N2 - Regulatory regions of the human genome can be modified through epigenetic processes during prenatal life to make an individual more likely to suffer chronic diseases when they reach adulthood. The modification of chromatin and DNA contributes to a larger well-documented process known as "programming" whereby stressors in the womb give rise to adult onset diseases, including cancer. It is now well known that death from ischemic heart disease is related to birth weight; the lower the birth weight, the higher the risk of death from cardiovascular disease as well as type 2 diabetes and osteoporosis. Recent epidemiological data link rapid growth in the womb to metabolic disease and obesity and also to breast and lung cancers. There is increasing evidence that "marked" regions of DNA can become "unmarked" under the influence of dietary nutrients. This gives hope for reversing propensities for cancers and other diseases that were acquired in the womb. For several cancers, the size and shape of the placenta are associated with a person's cardiovascular and cancer risks as are maternal body mass index and height. The features of placental growth and nutrient transport properties that lead to adult disease have been little studied. In conclusion, several cancers have their origins in the womb, including lung and breast cancer. More research is needed to determine the epigenetic processes that underlie the programming of these diseases.

AB - Regulatory regions of the human genome can be modified through epigenetic processes during prenatal life to make an individual more likely to suffer chronic diseases when they reach adulthood. The modification of chromatin and DNA contributes to a larger well-documented process known as "programming" whereby stressors in the womb give rise to adult onset diseases, including cancer. It is now well known that death from ischemic heart disease is related to birth weight; the lower the birth weight, the higher the risk of death from cardiovascular disease as well as type 2 diabetes and osteoporosis. Recent epidemiological data link rapid growth in the womb to metabolic disease and obesity and also to breast and lung cancers. There is increasing evidence that "marked" regions of DNA can become "unmarked" under the influence of dietary nutrients.
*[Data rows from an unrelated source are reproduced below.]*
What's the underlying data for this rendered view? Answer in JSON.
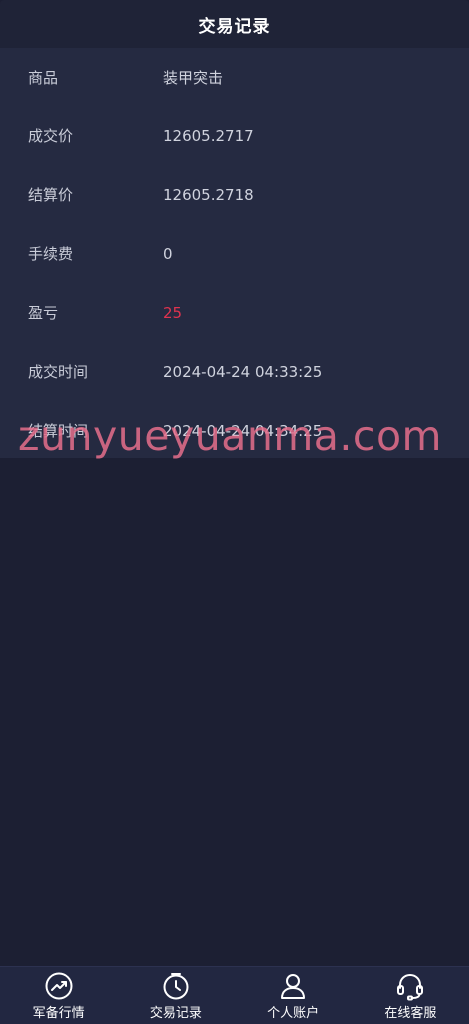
{
  "header": {
    "title": "交易记录"
  },
  "details": [
    {
      "label": "商品",
      "value": "装甲突击"
    },
    {
      "label": "成交价",
      "value": "12605.2717"
    },
    {
      "label": "结算价",
      "value": "12605.2718"
    },
    {
      "label": "手续费",
      "value": "0"
    },
    {
      "label": "盈亏",
      "value": "25"
    },
    {
      "label": "成交时间",
      "value": "2024-04-24 04:33:25"
    },
    {
      "label": "结算时间",
      "value": "2024-04-24 04:34:25"
    }
  ],
  "watermark": "zunyueyuanma.com",
  "tabbar": [
    {
      "label": "军备行情",
      "icon": "trend-up-icon"
    },
    {
      "label": "交易记录",
      "icon": "clock-icon"
    },
    {
      "label": "个人账户",
      "icon": "user-icon"
    },
    {
      "label": "在线客服",
      "icon": "headset-icon"
    }
  ],
  "colors": {
    "profit": "#e0334f",
    "background": "#1c1f33",
    "panel": "#252a41"
  }
}
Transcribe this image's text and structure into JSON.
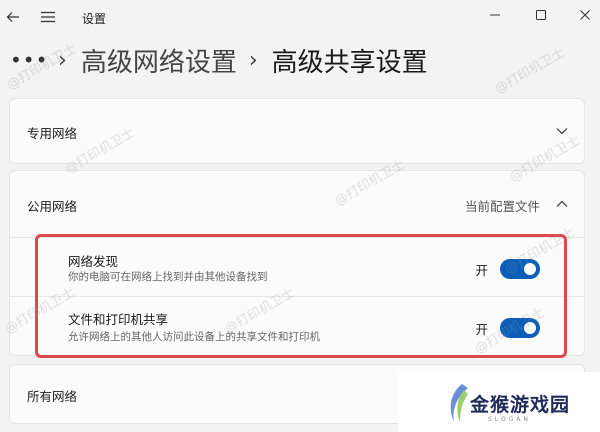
{
  "window": {
    "title": "设置"
  },
  "breadcrumb": {
    "overflow": "•••",
    "parent": "高级网络设置",
    "current": "高级共享设置"
  },
  "sections": {
    "private": {
      "label": "专用网络"
    },
    "public": {
      "label": "公用网络",
      "profile_tag": "当前配置文件",
      "settings": [
        {
          "title": "网络发现",
          "description": "你的电脑可在网络上找到并由其他设备找到",
          "state": "开",
          "on": true
        },
        {
          "title": "文件和打印机共享",
          "description": "允许网络上的其他人访问此设备上的共享文件和打印机",
          "state": "开",
          "on": true
        }
      ]
    },
    "all": {
      "label": "所有网络"
    }
  },
  "watermark_text": "@打印机卫士",
  "logo": {
    "text": "金猴游戏园",
    "sub": "SLOGAN"
  },
  "colors": {
    "toggle_on": "#0c5fb8",
    "highlight": "#e0474c"
  },
  "icons": {
    "back": "back-arrow-icon",
    "menu": "hamburger-menu-icon",
    "minimize": "minimize-icon",
    "maximize": "maximize-icon",
    "close": "close-icon",
    "chevron_down": "chevron-down-icon",
    "chevron_up": "chevron-up-icon"
  }
}
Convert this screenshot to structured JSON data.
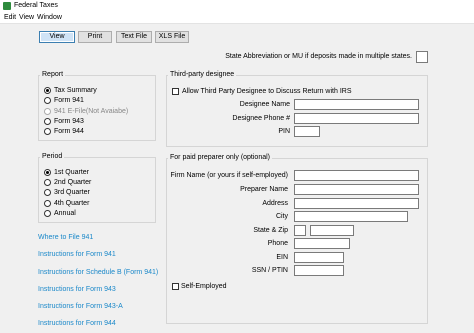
{
  "window": {
    "title": "Federal Taxes"
  },
  "menu": [
    "Edit",
    "View",
    "Window"
  ],
  "toolbar": {
    "view": "View",
    "print": "Print",
    "textfile": "Text File",
    "xlsfile": "XLS File"
  },
  "state_abbrev": {
    "label": "State Abbreviation or MU if deposits made in multiple states.",
    "value": ""
  },
  "report": {
    "legend": "Report",
    "options": [
      "Tax Summary",
      "Form 941",
      "941 E-File(Not Avaiabe)",
      "Form 943",
      "Form 944"
    ],
    "selected": "Tax Summary"
  },
  "period": {
    "legend": "Period",
    "options": [
      "1st Quarter",
      "2nd Quarter",
      "3rd Quarter",
      "4th Quarter",
      "Annual"
    ],
    "selected": "1st Quarter"
  },
  "links": [
    "Where to File 941",
    "Instructions for Form 941",
    "Instructions for Schedule B (Form 941)",
    "Instructions for Form 943",
    "Instructions for Form 943-A",
    "Instructions for Form 944"
  ],
  "third_party": {
    "legend": "Third-party designee",
    "allow_label": "Allow Third Party Designee to Discuss Return with IRS",
    "designee_name_label": "Designee Name",
    "designee_phone_label": "Designee Phone #",
    "pin_label": "PIN"
  },
  "preparer": {
    "legend": "For paid preparer only (optional)",
    "firm_label": "Firm Name (or yours if self-employed)",
    "preparer_name_label": "Preparer Name",
    "address_label": "Address",
    "city_label": "City",
    "state_zip_label": "State & Zip",
    "phone_label": "Phone",
    "ein_label": "EIN",
    "ssn_label": "SSN / PTIN",
    "self_employed_label": "Self-Employed"
  },
  "colors": {
    "link": "#1a88c9",
    "window_bg": "#f0f0f0"
  }
}
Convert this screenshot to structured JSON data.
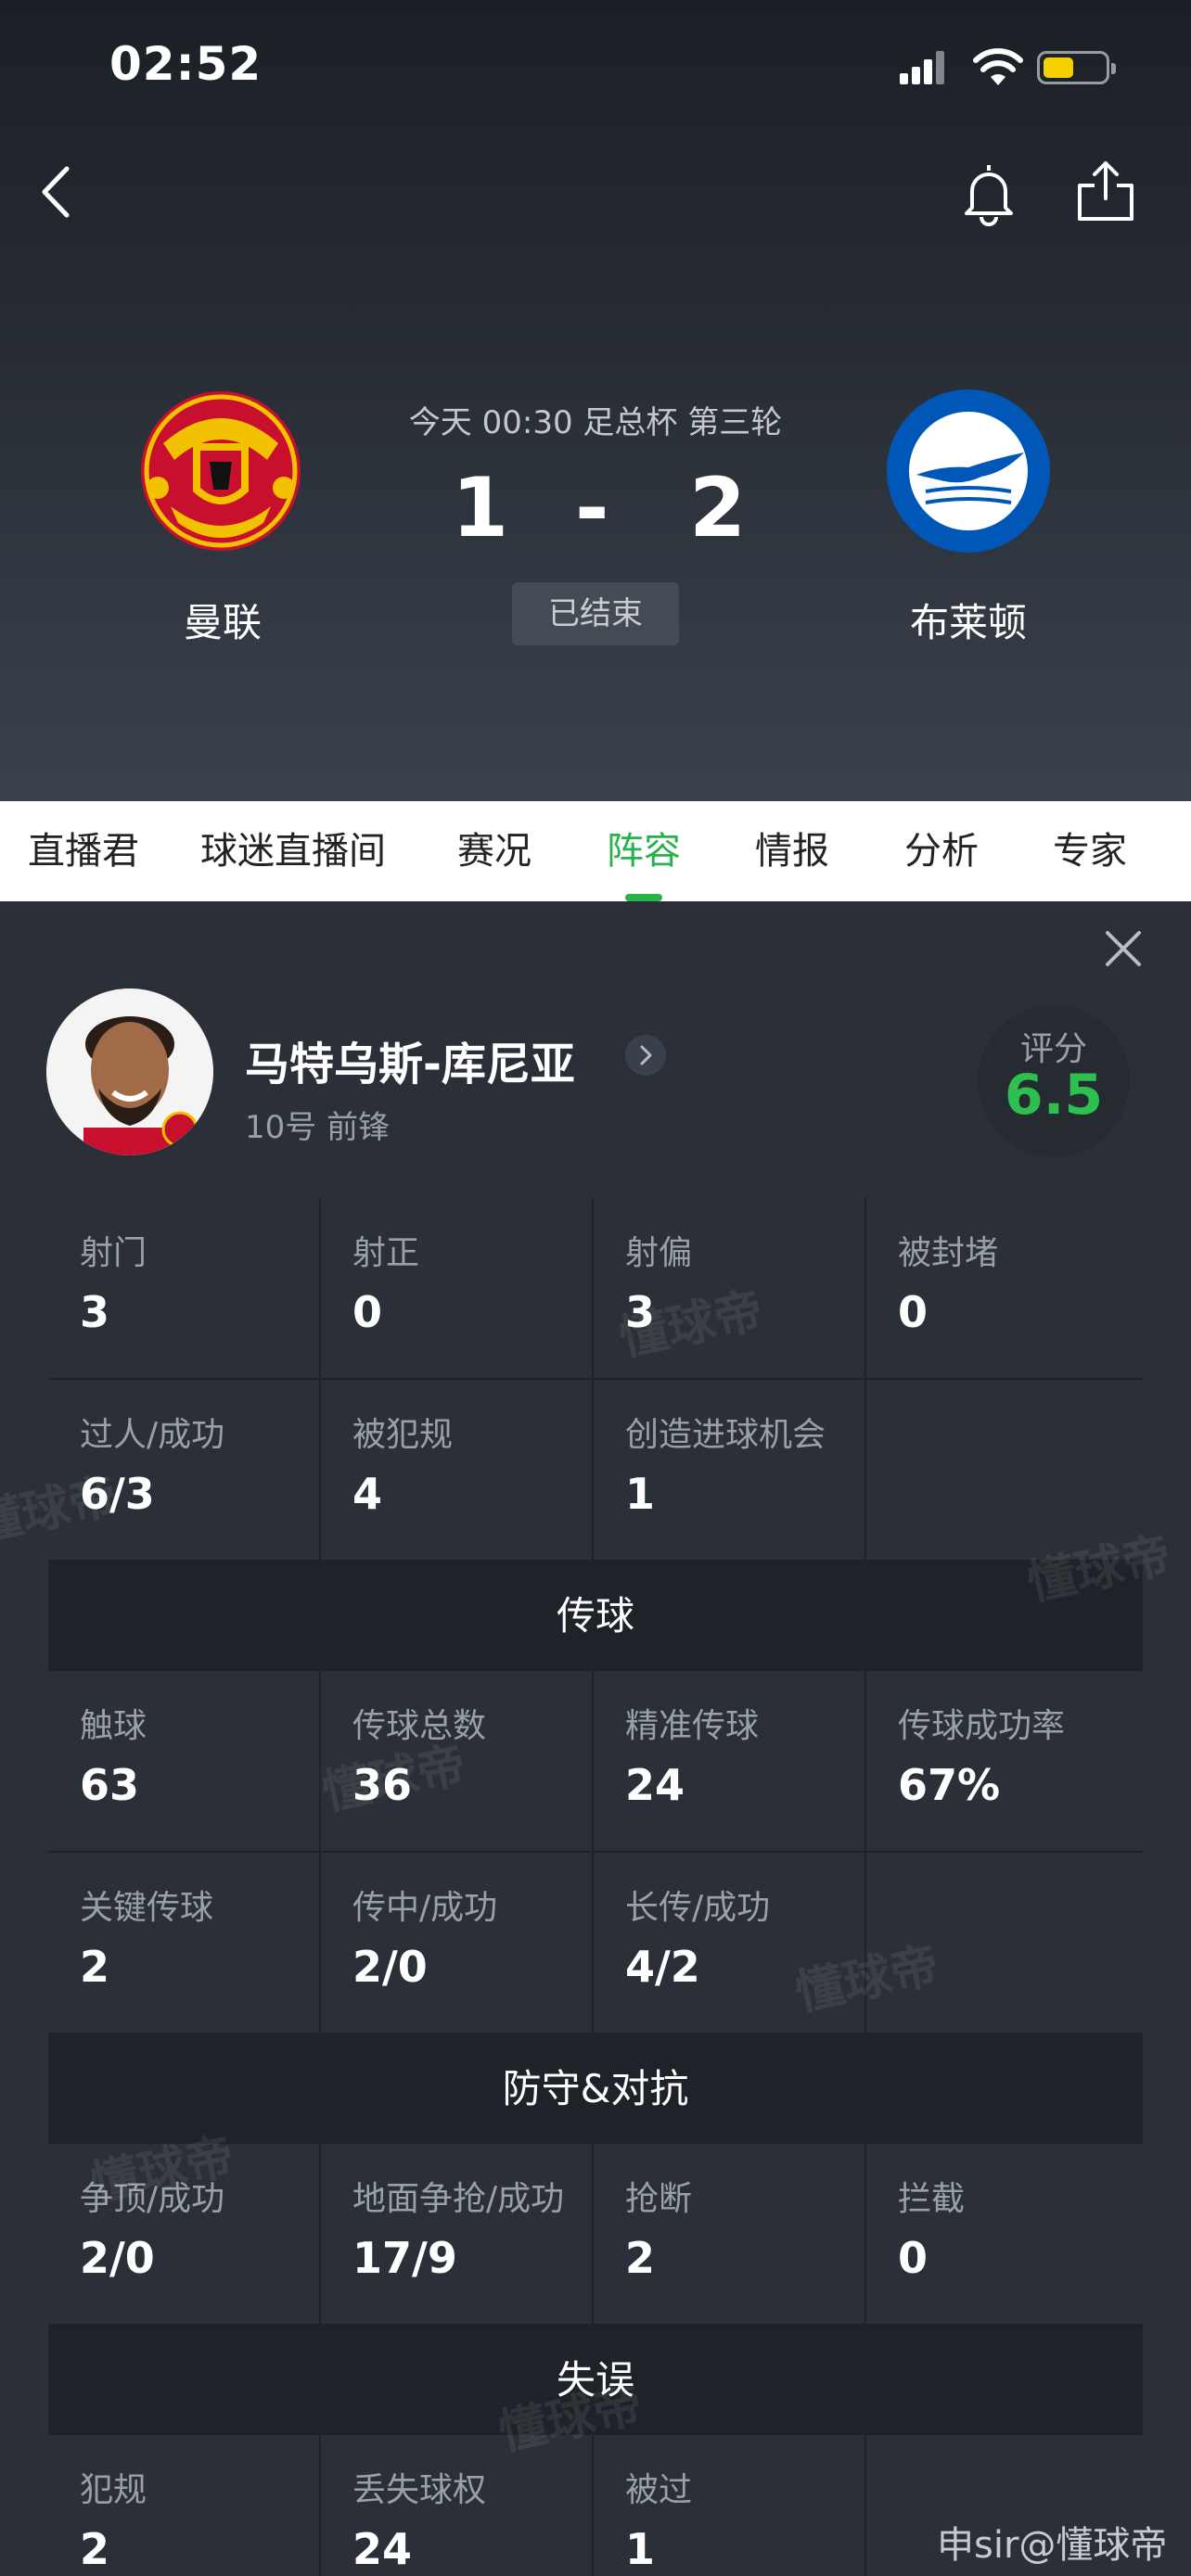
{
  "status_bar": {
    "time": "02:52"
  },
  "match": {
    "meta": "今天 00:30 足总杯 第三轮",
    "home_team": "曼联",
    "away_team": "布莱顿",
    "home_score": "1",
    "separator": "-",
    "away_score": "2",
    "status": "已结束"
  },
  "tabs": [
    {
      "label": "直播君"
    },
    {
      "label": "球迷直播间"
    },
    {
      "label": "赛况"
    },
    {
      "label": "阵容"
    },
    {
      "label": "情报"
    },
    {
      "label": "分析"
    },
    {
      "label": "专家"
    }
  ],
  "active_tab": "阵容",
  "player": {
    "name": "马特乌斯-库尼亚",
    "meta": "10号 前锋",
    "rating_label": "评分",
    "rating": "6.5"
  },
  "stats": {
    "row1": [
      {
        "label": "射门",
        "value": "3"
      },
      {
        "label": "射正",
        "value": "0"
      },
      {
        "label": "射偏",
        "value": "3"
      },
      {
        "label": "被封堵",
        "value": "0"
      }
    ],
    "row2": [
      {
        "label": "过人/成功",
        "value": "6/3"
      },
      {
        "label": "被犯规",
        "value": "4"
      },
      {
        "label": "创造进球机会",
        "value": "1"
      }
    ],
    "passing_title": "传球",
    "row3": [
      {
        "label": "触球",
        "value": "63"
      },
      {
        "label": "传球总数",
        "value": "36"
      },
      {
        "label": "精准传球",
        "value": "24"
      },
      {
        "label": "传球成功率",
        "value": "67%"
      }
    ],
    "row4": [
      {
        "label": "关键传球",
        "value": "2"
      },
      {
        "label": "传中/成功",
        "value": "2/0"
      },
      {
        "label": "长传/成功",
        "value": "4/2"
      }
    ],
    "defense_title": "防守&对抗",
    "row5": [
      {
        "label": "争顶/成功",
        "value": "2/0"
      },
      {
        "label": "地面争抢/成功",
        "value": "17/9"
      },
      {
        "label": "抢断",
        "value": "2"
      },
      {
        "label": "拦截",
        "value": "0"
      }
    ],
    "errors_title": "失误",
    "row6": [
      {
        "label": "犯规",
        "value": "2"
      },
      {
        "label": "丢失球权",
        "value": "24"
      },
      {
        "label": "被过",
        "value": "1"
      }
    ]
  },
  "watermark": "懂球帝",
  "credit": "申sir@懂球帝",
  "colors": {
    "accent": "#28b24b",
    "rating": "#2ec04f",
    "panel": "#2b3038",
    "divider": "#1f2329"
  }
}
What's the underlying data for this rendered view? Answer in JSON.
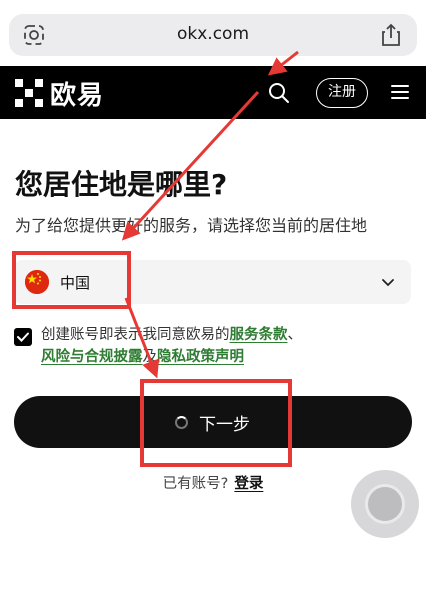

This gives hope for reversing propensities for cancers and other diseases that were acquired in the womb. For several cancers, the size and shape of the placenta are associated with a person's cardiovascular and cancer risks as are maternal body mass index and height. The features of placental growth and nutrient transport properties that lead to adult disease have been little studied. In conclusion, several cancers have their origins in the womb, including lung and breast cancer. More research is needed to determine the epigenetic processes that underlie the programming of these diseases.

UR - http://www.scopus.com/inward/record.url?scp=77957333516&partnerID=8YFLogxK

UR - http://www.scopus.com/inward/citedby.url?scp=77957333516&partnerID=8YFLogxK

U2 - 10.1016/B978-0-12-380864-6.00003-1

DO - 10.1016/B978-0-12-380864-6.00003-1

M3 - Book

VL - 71

T3 - Advances in Genetics

BT - In Utero Life and Epigenetic Predisposition for Disease

PB - Unknown Publisher

ER -